Aim of the task :: Examine the entries and show every line in which the word "Controller" is found.

[Excerpts from an interface dataset]
○ ○ ○ ○ ○ ○ ○

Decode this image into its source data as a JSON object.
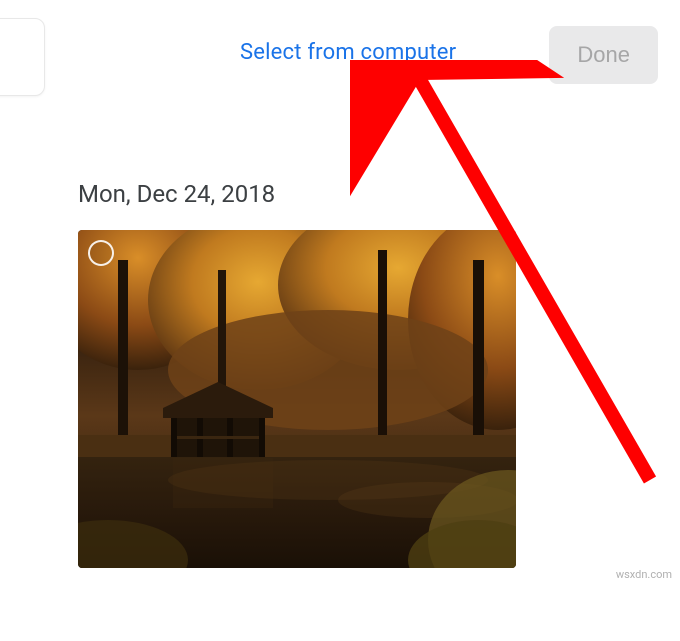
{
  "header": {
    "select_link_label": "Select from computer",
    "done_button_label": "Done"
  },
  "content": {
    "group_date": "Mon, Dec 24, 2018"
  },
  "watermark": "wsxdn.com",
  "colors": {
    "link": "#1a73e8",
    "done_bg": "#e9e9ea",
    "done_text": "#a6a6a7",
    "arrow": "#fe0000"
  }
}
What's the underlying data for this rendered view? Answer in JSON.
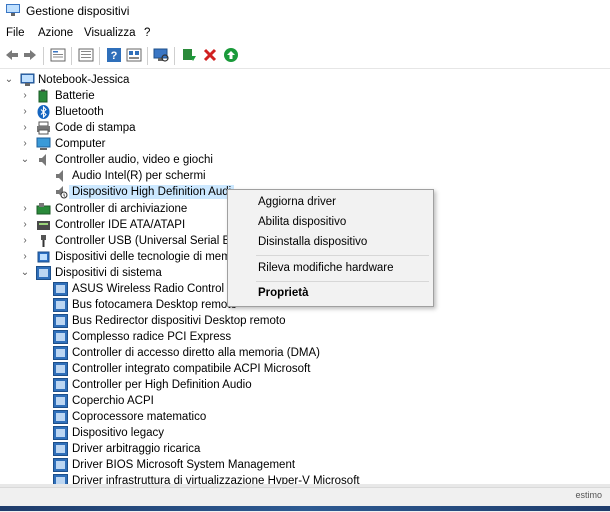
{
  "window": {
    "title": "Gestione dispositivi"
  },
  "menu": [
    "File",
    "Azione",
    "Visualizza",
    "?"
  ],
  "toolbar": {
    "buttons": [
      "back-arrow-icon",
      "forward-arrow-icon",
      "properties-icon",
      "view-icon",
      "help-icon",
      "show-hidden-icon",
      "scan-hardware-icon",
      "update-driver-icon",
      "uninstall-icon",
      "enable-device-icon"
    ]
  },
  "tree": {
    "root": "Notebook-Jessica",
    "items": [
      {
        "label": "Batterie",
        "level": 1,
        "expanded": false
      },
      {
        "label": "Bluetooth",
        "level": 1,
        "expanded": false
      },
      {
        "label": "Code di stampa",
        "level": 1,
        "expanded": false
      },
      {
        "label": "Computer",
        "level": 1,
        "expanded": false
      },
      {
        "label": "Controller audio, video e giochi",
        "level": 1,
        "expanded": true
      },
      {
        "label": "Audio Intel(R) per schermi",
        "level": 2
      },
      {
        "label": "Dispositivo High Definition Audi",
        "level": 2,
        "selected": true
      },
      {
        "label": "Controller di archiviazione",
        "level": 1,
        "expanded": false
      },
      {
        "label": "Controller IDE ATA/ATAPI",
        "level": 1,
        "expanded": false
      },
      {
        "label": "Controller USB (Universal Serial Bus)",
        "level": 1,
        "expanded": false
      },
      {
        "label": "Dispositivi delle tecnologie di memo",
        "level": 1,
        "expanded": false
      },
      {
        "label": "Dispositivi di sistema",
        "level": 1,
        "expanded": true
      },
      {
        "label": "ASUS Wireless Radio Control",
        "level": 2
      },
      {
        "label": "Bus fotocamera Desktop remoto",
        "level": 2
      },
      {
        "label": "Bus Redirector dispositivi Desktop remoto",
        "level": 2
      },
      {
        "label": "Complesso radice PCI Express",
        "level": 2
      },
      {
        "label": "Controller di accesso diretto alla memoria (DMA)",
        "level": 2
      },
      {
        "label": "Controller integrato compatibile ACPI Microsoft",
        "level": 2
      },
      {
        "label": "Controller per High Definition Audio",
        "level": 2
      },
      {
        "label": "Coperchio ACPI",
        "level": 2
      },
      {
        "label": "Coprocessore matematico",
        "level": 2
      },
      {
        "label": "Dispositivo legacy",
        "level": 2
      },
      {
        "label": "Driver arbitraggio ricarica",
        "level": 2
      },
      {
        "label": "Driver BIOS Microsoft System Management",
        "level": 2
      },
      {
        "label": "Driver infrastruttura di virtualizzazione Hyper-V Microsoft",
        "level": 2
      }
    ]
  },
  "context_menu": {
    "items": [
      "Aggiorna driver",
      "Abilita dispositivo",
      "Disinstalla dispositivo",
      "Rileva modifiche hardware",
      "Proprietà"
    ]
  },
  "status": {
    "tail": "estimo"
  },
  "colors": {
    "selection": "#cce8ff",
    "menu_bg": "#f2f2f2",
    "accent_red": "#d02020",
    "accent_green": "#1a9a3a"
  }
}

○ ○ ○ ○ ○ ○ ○

Result ::
        "label": "Controller audio, video e giochi",
        "label": "Controller di archiviazione",
        "label": "Controller IDE ATA/ATAPI",
        "label": "Controller USB (Universal Serial Bus)",
        "label": "Controller di accesso diretto alla memoria (DMA)",
        "label": "Controller integrato compatibile ACPI Microsoft",
        "label": "Controller per High Definition Audio",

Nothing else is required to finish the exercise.